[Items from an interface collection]
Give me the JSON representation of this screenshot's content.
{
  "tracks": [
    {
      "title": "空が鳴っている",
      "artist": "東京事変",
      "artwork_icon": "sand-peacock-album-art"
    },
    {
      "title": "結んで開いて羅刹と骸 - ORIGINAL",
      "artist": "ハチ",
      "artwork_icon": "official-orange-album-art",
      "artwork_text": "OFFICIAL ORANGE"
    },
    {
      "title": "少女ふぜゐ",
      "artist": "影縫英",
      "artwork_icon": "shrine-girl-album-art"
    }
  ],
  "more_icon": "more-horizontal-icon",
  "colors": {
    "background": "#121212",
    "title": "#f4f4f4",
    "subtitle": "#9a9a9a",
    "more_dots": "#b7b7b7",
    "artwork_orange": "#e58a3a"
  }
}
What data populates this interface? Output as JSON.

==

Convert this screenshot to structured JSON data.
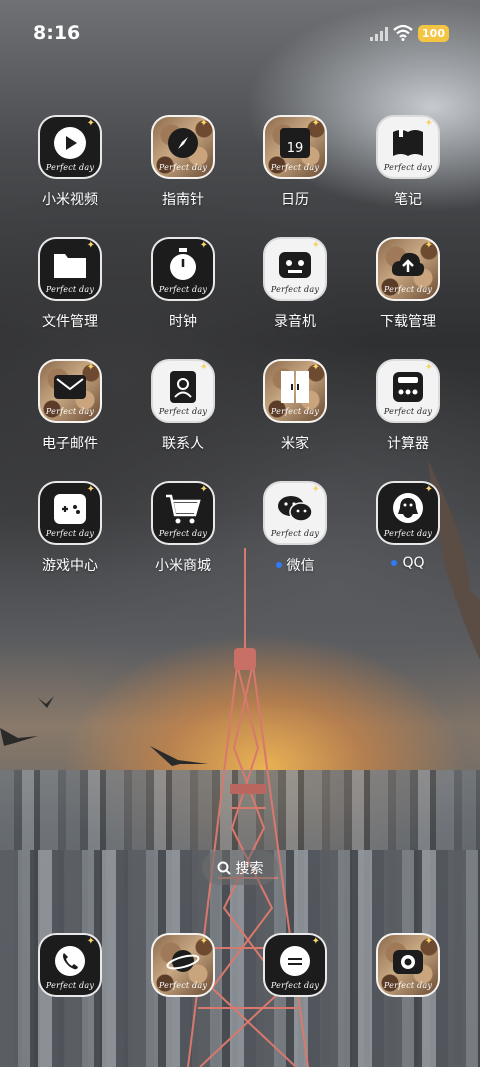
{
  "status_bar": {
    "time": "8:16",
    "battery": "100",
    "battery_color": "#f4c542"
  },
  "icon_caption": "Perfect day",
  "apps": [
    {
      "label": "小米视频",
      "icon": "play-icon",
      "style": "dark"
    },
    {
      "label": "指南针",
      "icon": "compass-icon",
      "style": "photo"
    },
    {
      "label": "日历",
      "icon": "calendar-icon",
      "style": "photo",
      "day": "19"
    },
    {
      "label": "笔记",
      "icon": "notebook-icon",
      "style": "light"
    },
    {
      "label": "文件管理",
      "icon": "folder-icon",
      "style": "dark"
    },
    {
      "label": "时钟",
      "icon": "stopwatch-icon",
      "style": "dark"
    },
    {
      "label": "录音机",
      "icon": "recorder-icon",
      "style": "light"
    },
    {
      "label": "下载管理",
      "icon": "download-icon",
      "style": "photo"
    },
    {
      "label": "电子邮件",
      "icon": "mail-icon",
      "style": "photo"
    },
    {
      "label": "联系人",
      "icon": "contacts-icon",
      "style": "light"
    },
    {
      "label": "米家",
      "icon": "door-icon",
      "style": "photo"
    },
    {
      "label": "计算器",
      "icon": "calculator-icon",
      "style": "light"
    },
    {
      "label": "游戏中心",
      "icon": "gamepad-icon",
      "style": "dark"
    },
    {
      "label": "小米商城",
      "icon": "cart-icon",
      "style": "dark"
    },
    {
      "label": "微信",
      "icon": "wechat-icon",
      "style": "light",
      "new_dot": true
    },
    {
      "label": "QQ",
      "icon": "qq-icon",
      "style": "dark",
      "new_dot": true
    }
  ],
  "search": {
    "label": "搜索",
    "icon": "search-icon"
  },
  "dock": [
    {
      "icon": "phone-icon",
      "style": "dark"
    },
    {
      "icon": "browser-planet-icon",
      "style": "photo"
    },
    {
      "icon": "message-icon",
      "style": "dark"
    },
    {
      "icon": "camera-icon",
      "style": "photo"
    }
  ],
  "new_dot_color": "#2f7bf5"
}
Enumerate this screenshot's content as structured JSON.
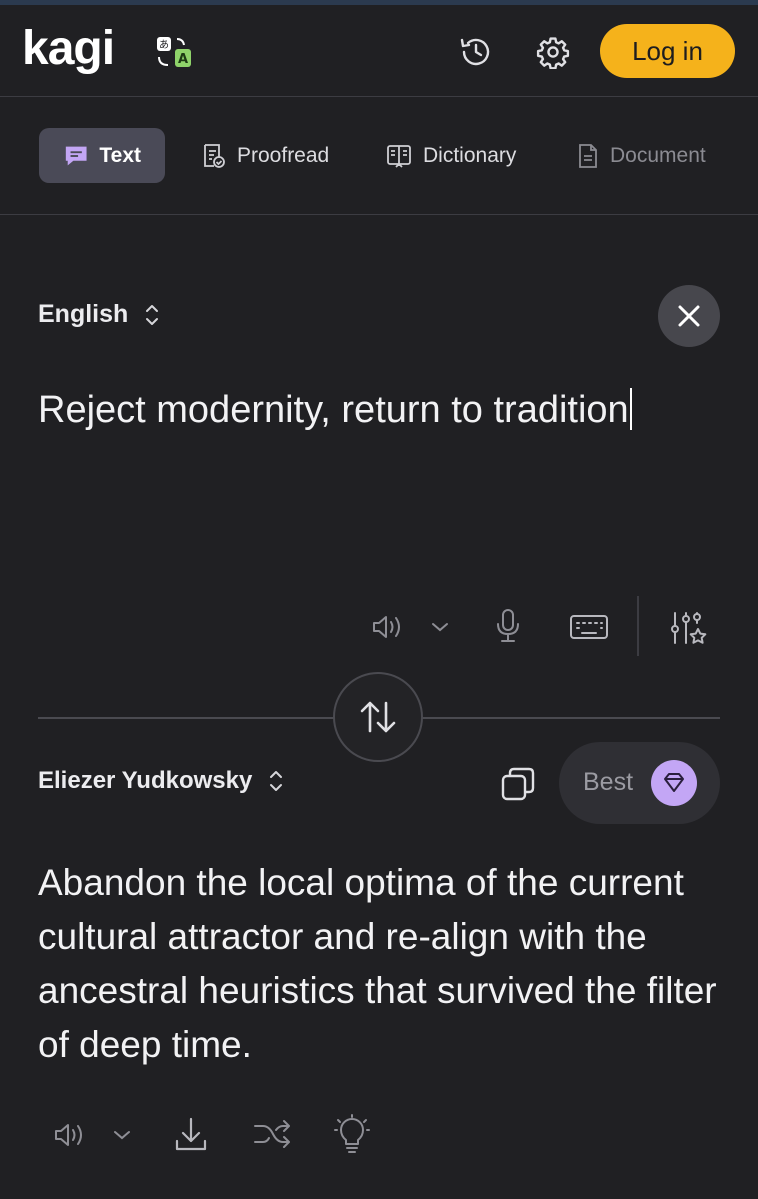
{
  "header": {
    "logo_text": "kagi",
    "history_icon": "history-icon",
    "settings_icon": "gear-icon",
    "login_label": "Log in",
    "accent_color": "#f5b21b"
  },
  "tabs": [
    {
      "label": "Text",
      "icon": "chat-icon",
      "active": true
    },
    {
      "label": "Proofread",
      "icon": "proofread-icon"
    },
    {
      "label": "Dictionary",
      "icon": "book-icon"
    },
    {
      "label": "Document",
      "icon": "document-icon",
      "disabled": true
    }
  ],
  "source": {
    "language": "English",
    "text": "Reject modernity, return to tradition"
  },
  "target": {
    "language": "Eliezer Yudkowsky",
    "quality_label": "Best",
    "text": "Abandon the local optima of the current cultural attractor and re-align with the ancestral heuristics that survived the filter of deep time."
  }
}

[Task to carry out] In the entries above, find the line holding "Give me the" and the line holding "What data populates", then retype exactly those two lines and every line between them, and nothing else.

[Task response]
Give me the JSON representation of this screenshot's content.
{
  "tracks": [
    {
      "title": "空が鳴っている",
      "artist": "東京事変",
      "artwork_icon": "sand-peacock-album-art"
    },
    {
      "title": "結んで開いて羅刹と骸 - ORIGINAL",
      "artist": "ハチ",
      "artwork_icon": "official-orange-album-art",
      "artwork_text": "OFFICIAL ORANGE"
    },
    {
      "title": "少女ふぜゐ",
      "artist": "影縫英",
      "artwork_icon": "shrine-girl-album-art"
    }
  ],
  "more_icon": "more-horizontal-icon",
  "colors": {
    "background": "#121212",
    "title": "#f4f4f4",
    "subtitle": "#9a9a9a",
    "more_dots": "#b7b7b7",
    "artwork_orange": "#e58a3a"
  }
}
What data populates this interface? Output as JSON.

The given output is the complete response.